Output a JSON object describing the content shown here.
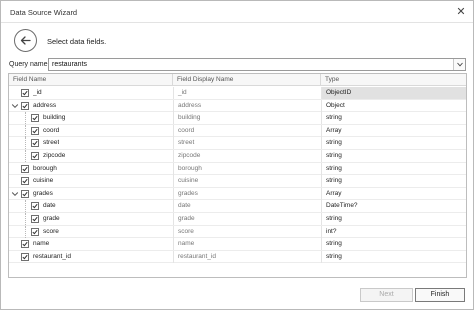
{
  "window": {
    "title": "Data Source Wizard"
  },
  "page": {
    "heading": "Select data fields."
  },
  "query": {
    "label": "Query name:",
    "value": "restaurants"
  },
  "grid": {
    "columns": [
      "Field Name",
      "Field Display Name",
      "Type"
    ],
    "rows": [
      {
        "name": "_id",
        "display": "_id",
        "type": "ObjectID",
        "level": 0,
        "expandable": false,
        "checked": true,
        "selected": true
      },
      {
        "name": "address",
        "display": "address",
        "type": "Object",
        "level": 0,
        "expandable": true,
        "checked": true,
        "selected": false
      },
      {
        "name": "building",
        "display": "building",
        "type": "string",
        "level": 1,
        "expandable": false,
        "checked": true,
        "selected": false
      },
      {
        "name": "coord",
        "display": "coord",
        "type": "Array",
        "level": 1,
        "expandable": false,
        "checked": true,
        "selected": false
      },
      {
        "name": "street",
        "display": "street",
        "type": "string",
        "level": 1,
        "expandable": false,
        "checked": true,
        "selected": false
      },
      {
        "name": "zipcode",
        "display": "zipcode",
        "type": "string",
        "level": 1,
        "expandable": false,
        "checked": true,
        "selected": false
      },
      {
        "name": "borough",
        "display": "borough",
        "type": "string",
        "level": 0,
        "expandable": false,
        "checked": true,
        "selected": false
      },
      {
        "name": "cuisine",
        "display": "cuisine",
        "type": "string",
        "level": 0,
        "expandable": false,
        "checked": true,
        "selected": false
      },
      {
        "name": "grades",
        "display": "grades",
        "type": "Array",
        "level": 0,
        "expandable": true,
        "checked": true,
        "selected": false
      },
      {
        "name": "date",
        "display": "date",
        "type": "DateTime?",
        "level": 1,
        "expandable": false,
        "checked": true,
        "selected": false
      },
      {
        "name": "grade",
        "display": "grade",
        "type": "string",
        "level": 1,
        "expandable": false,
        "checked": true,
        "selected": false
      },
      {
        "name": "score",
        "display": "score",
        "type": "int?",
        "level": 1,
        "expandable": false,
        "checked": true,
        "selected": false
      },
      {
        "name": "name",
        "display": "name",
        "type": "string",
        "level": 0,
        "expandable": false,
        "checked": true,
        "selected": false
      },
      {
        "name": "restaurant_id",
        "display": "restaurant_id",
        "type": "string",
        "level": 0,
        "expandable": false,
        "checked": true,
        "selected": false
      }
    ]
  },
  "buttons": {
    "next": "Next",
    "finish": "Finish"
  },
  "icons": {
    "back": "arrow-left-icon",
    "close": "close-icon",
    "dropdown": "chevron-down-icon",
    "expand": "chevron-down-icon",
    "check": "check-icon"
  },
  "colors": {
    "accent": "#6c6c6c",
    "selected_row": "#e1e1e1"
  }
}
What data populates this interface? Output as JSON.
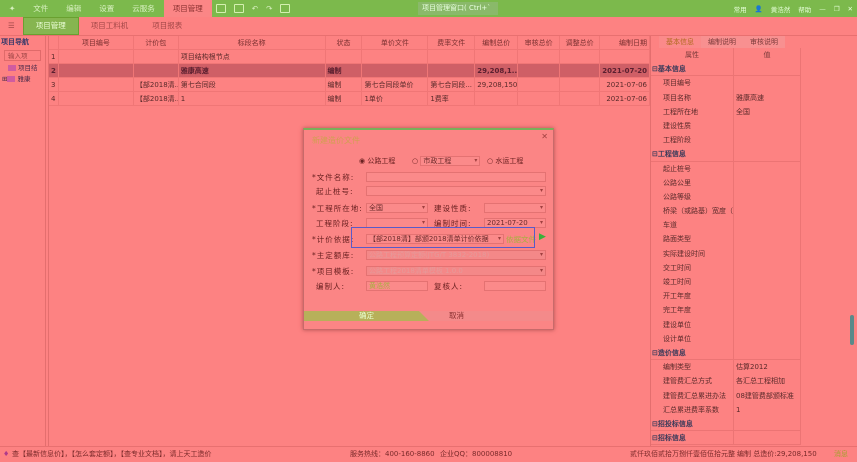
{
  "menubar": {
    "items": [
      "文件",
      "编辑",
      "设置",
      "云服务",
      "项目管理"
    ],
    "active": 4,
    "window_title": "项目管理窗口( Ctrl+`",
    "user": "黄浩然",
    "right_items": [
      "常用",
      "帮助"
    ]
  },
  "ribbon": {
    "tabs": [
      "项目管理",
      "项目工料机",
      "项目报表"
    ],
    "active": 0
  },
  "nav": {
    "title": "项目导航",
    "search_placeholder": "输入项",
    "items": [
      "项目结",
      "雅康"
    ]
  },
  "grid": {
    "columns": [
      "",
      "项目编号",
      "计价包",
      "标段名称",
      "状态",
      "单价文件",
      "费率文件",
      "编制总价",
      "审核总价",
      "调整总价",
      "编制日期"
    ],
    "rows": [
      [
        "1",
        "",
        "",
        "项目结构根节点",
        "",
        "",
        "",
        "",
        "",
        "",
        ""
      ],
      [
        "2",
        "",
        "",
        "雅康高速",
        "编制",
        "",
        "",
        "29,208,1...",
        "",
        "",
        "2021-07-20"
      ],
      [
        "3",
        "",
        "【部2018清...",
        "第七合同段",
        "编制",
        "第七合同段单价",
        "第七合同段...",
        "29,208,150",
        "",
        "",
        "2021-07-06"
      ],
      [
        "4",
        "",
        "【部2018清...",
        "1",
        "编制",
        "1单价",
        "1费率",
        "",
        "",
        "",
        "2021-07-06"
      ]
    ],
    "selected_row": 1
  },
  "props": {
    "tabs": [
      "基本信息",
      "编制说明",
      "审核说明"
    ],
    "active": 0,
    "head": [
      "属性",
      "值"
    ],
    "rows": [
      {
        "g": true,
        "k": "基本信息",
        "v": ""
      },
      {
        "k": "项目编号",
        "v": ""
      },
      {
        "k": "项目名称",
        "v": "雅康高速"
      },
      {
        "k": "工程所在地",
        "v": "全国"
      },
      {
        "k": "建设性质",
        "v": ""
      },
      {
        "k": "工程阶段",
        "v": ""
      },
      {
        "g": true,
        "k": "工程信息",
        "v": ""
      },
      {
        "k": "起止桩号",
        "v": ""
      },
      {
        "k": "公路公里",
        "v": ""
      },
      {
        "k": "公路等级",
        "v": ""
      },
      {
        "k": "桥梁（或路基）宽度（",
        "v": ""
      },
      {
        "k": "车道",
        "v": ""
      },
      {
        "k": "路面类型",
        "v": ""
      },
      {
        "k": "实际建设时间",
        "v": ""
      },
      {
        "k": "交工时间",
        "v": ""
      },
      {
        "k": "竣工时间",
        "v": ""
      },
      {
        "k": "开工年度",
        "v": ""
      },
      {
        "k": "完工年度",
        "v": ""
      },
      {
        "k": "建设单位",
        "v": ""
      },
      {
        "k": "设计单位",
        "v": ""
      },
      {
        "g": true,
        "k": "造价信息",
        "v": ""
      },
      {
        "k": "编制类型",
        "v": "估算2012"
      },
      {
        "k": "建管费汇总方式",
        "v": "各汇总工程相加"
      },
      {
        "k": "建管费汇总累进办法",
        "v": "08建管费部颁标准"
      },
      {
        "k": "汇总累进费率系数",
        "v": "1"
      },
      {
        "g": true,
        "k": "招投标信息",
        "v": ""
      },
      {
        "g": true,
        "k": "招标信息",
        "v": ""
      }
    ]
  },
  "dialog": {
    "title": "新建造价文件",
    "radios": [
      "公路工程",
      "市政工程",
      "水运工程"
    ],
    "file_name_label": "*文件名称:",
    "file_name": "",
    "stake_label": "起止桩号:",
    "stake": "",
    "location_label": "*工程所在地:",
    "location": "全国",
    "nature_label": "建设性质:",
    "nature": "",
    "stage_label": "工程阶段:",
    "stage": "",
    "date_label": "编制时间:",
    "date": "2021-07-20",
    "basis_label": "*计价依据:",
    "basis": "【部2018清】部颁2018清单计价依据",
    "basis_link": "依据文件",
    "quota_label": "*主定额库:",
    "quota": "公路工程预算定额(JTG/T 3832-2018)",
    "template_label": "*项目模板:",
    "template": "公路工程2018清单模板 1.0.0",
    "author_label": "编制人:",
    "author": "黄浩然",
    "reviewer_label": "复核人:",
    "reviewer": "",
    "ok": "确定",
    "cancel": "取消"
  },
  "status": {
    "left": "查【最新信息价】，【怎么套定额】，【查专业文档】，请上天工造价",
    "hotline": "服务热线：400-160-8860",
    "qq": "企业QQ：800008810",
    "total_words": "贰仟玖佰贰拾万捌仟壹佰伍拾元整",
    "total": "编制 总造价:29,208,150",
    "msg": "消息"
  }
}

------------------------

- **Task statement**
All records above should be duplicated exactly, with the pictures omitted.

- **Completed exercise**
Output a JSON object describing the content shown here.
{
  "window": {
    "title": "Data Source Wizard"
  },
  "page": {
    "heading": "Select data fields."
  },
  "query": {
    "label": "Query name:",
    "value": "restaurants"
  },
  "grid": {
    "columns": [
      "Field Name",
      "Field Display Name",
      "Type"
    ],
    "rows": [
      {
        "name": "_id",
        "display": "_id",
        "type": "ObjectID",
        "level": 0,
        "expandable": false,
        "checked": true,
        "selected": true
      },
      {
        "name": "address",
        "display": "address",
        "type": "Object",
        "level": 0,
        "expandable": true,
        "checked": true,
        "selected": false
      },
      {
        "name": "building",
        "display": "building",
        "type": "string",
        "level": 1,
        "expandable": false,
        "checked": true,
        "selected": false
      },
      {
        "name": "coord",
        "display": "coord",
        "type": "Array",
        "level": 1,
        "expandable": false,
        "checked": true,
        "selected": false
      },
      {
        "name": "street",
        "display": "street",
        "type": "string",
        "level": 1,
        "expandable": false,
        "checked": true,
        "selected": false
      },
      {
        "name": "zipcode",
        "display": "zipcode",
        "type": "string",
        "level": 1,
        "expandable": false,
        "checked": true,
        "selected": false
      },
      {
        "name": "borough",
        "display": "borough",
        "type": "string",
        "level": 0,
        "expandable": false,
        "checked": true,
        "selected": false
      },
      {
        "name": "cuisine",
        "display": "cuisine",
        "type": "string",
        "level": 0,
        "expandable": false,
        "checked": true,
        "selected": false
      },
      {
        "name": "grades",
        "display": "grades",
        "type": "Array",
        "level": 0,
        "expandable": true,
        "checked": true,
        "selected": false
      },
      {
        "name": "date",
        "display": "date",
        "type": "DateTime?",
        "level": 1,
        "expandable": false,
        "checked": true,
        "selected": false
      },
      {
        "name": "grade",
        "display": "grade",
        "type": "string",
        "level": 1,
        "expandable": false,
        "checked": true,
        "selected": false
      },
      {
        "name": "score",
        "display": "score",
        "type": "int?",
        "level": 1,
        "expandable": false,
        "checked": true,
        "selected": false
      },
      {
        "name": "name",
        "display": "name",
        "type": "string",
        "level": 0,
        "expandable": false,
        "checked": true,
        "selected": false
      },
      {
        "name": "restaurant_id",
        "display": "restaurant_id",
        "type": "string",
        "level": 0,
        "expandable": false,
        "checked": true,
        "selected": false
      }
    ]
  },
  "buttons": {
    "next": "Next",
    "finish": "Finish"
  },
  "icons": {
    "back": "arrow-left-icon",
    "close": "close-icon",
    "dropdown": "chevron-down-icon",
    "expand": "chevron-down-icon",
    "check": "check-icon"
  },
  "colors": {
    "accent": "#6c6c6c",
    "selected_row": "#e1e1e1"
  }
}
What data populates this interface? Output as JSON.
{
  "menubar": {
    "items": [
      "文件",
      "编辑",
      "设置",
      "云服务",
      "项目管理"
    ],
    "active": 4,
    "window_title": "项目管理窗口( Ctrl+`",
    "user": "黄浩然",
    "right_items": [
      "常用",
      "帮助"
    ]
  },
  "ribbon": {
    "tabs": [
      "项目管理",
      "项目工料机",
      "项目报表"
    ],
    "active": 0
  },
  "nav": {
    "title": "项目导航",
    "search_placeholder": "输入项",
    "items": [
      "项目结",
      "雅康"
    ]
  },
  "grid": {
    "columns": [
      "",
      "项目编号",
      "计价包",
      "标段名称",
      "状态",
      "单价文件",
      "费率文件",
      "编制总价",
      "审核总价",
      "调整总价",
      "编制日期"
    ],
    "rows": [
      [
        "1",
        "",
        "",
        "项目结构根节点",
        "",
        "",
        "",
        "",
        "",
        "",
        ""
      ],
      [
        "2",
        "",
        "",
        "雅康高速",
        "编制",
        "",
        "",
        "29,208,1...",
        "",
        "",
        "2021-07-20"
      ],
      [
        "3",
        "",
        "【部2018清...",
        "第七合同段",
        "编制",
        "第七合同段单价",
        "第七合同段...",
        "29,208,150",
        "",
        "",
        "2021-07-06"
      ],
      [
        "4",
        "",
        "【部2018清...",
        "1",
        "编制",
        "1单价",
        "1费率",
        "",
        "",
        "",
        "2021-07-06"
      ]
    ],
    "selected_row": 1
  },
  "props": {
    "tabs": [
      "基本信息",
      "编制说明",
      "审核说明"
    ],
    "active": 0,
    "head": [
      "属性",
      "值"
    ],
    "rows": [
      {
        "g": true,
        "k": "基本信息",
        "v": ""
      },
      {
        "k": "项目编号",
        "v": ""
      },
      {
        "k": "项目名称",
        "v": "雅康高速"
      },
      {
        "k": "工程所在地",
        "v": "全国"
      },
      {
        "k": "建设性质",
        "v": ""
      },
      {
        "k": "工程阶段",
        "v": ""
      },
      {
        "g": true,
        "k": "工程信息",
        "v": ""
      },
      {
        "k": "起止桩号",
        "v": ""
      },
      {
        "k": "公路公里",
        "v": ""
      },
      {
        "k": "公路等级",
        "v": ""
      },
      {
        "k": "桥梁（或路基）宽度（",
        "v": ""
      },
      {
        "k": "车道",
        "v": ""
      },
      {
        "k": "路面类型",
        "v": ""
      },
      {
        "k": "实际建设时间",
        "v": ""
      },
      {
        "k": "交工时间",
        "v": ""
      },
      {
        "k": "竣工时间",
        "v": ""
      },
      {
        "k": "开工年度",
        "v": ""
      },
      {
        "k": "完工年度",
        "v": ""
      },
      {
        "k": "建设单位",
        "v": ""
      },
      {
        "k": "设计单位",
        "v": ""
      },
      {
        "g": true,
        "k": "造价信息",
        "v": ""
      },
      {
        "k": "编制类型",
        "v": "估算2012"
      },
      {
        "k": "建管费汇总方式",
        "v": "各汇总工程相加"
      },
      {
        "k": "建管费汇总累进办法",
        "v": "08建管费部颁标准"
      },
      {
        "k": "汇总累进费率系数",
        "v": "1"
      },
      {
        "g": true,
        "k": "招投标信息",
        "v": ""
      },
      {
        "g": true,
        "k": "招标信息",
        "v": ""
      }
    ]
  },
  "dialog": {
    "title": "新建造价文件",
    "radios": [
      "公路工程",
      "市政工程",
      "水运工程"
    ],
    "file_name_label": "*文件名称:",
    "file_name": "",
    "stake_label": "起止桩号:",
    "stake": "",
    "location_label": "*工程所在地:",
    "location": "全国",
    "nature_label": "建设性质:",
    "nature": "",
    "stage_label": "工程阶段:",
    "stage": "",
    "date_label": "编制时间:",
    "date": "2021-07-20",
    "basis_label": "*计价依据:",
    "basis": "【部2018清】部颁2018清单计价依据",
    "basis_link": "依据文件",
    "quota_label": "*主定额库:",
    "quota": "公路工程预算定额(JTG/T 3832-2018)",
    "template_label": "*项目模板:",
    "template": "公路工程2018清单模板 1.0.0",
    "author_label": "编制人:",
    "author": "黄浩然",
    "reviewer_label": "复核人:",
    "reviewer": "",
    "ok": "确定",
    "cancel": "取消"
  },
  "status": {
    "left": "查【最新信息价】，【怎么套定额】，【查专业文档】，请上天工造价",
    "hotline": "服务热线：400-160-8860",
    "qq": "企业QQ：800008810",
    "total_words": "贰仟玖佰贰拾万捌仟壹佰伍拾元整",
    "total": "编制 总造价:29,208,150",
    "msg": "消息"
  }
}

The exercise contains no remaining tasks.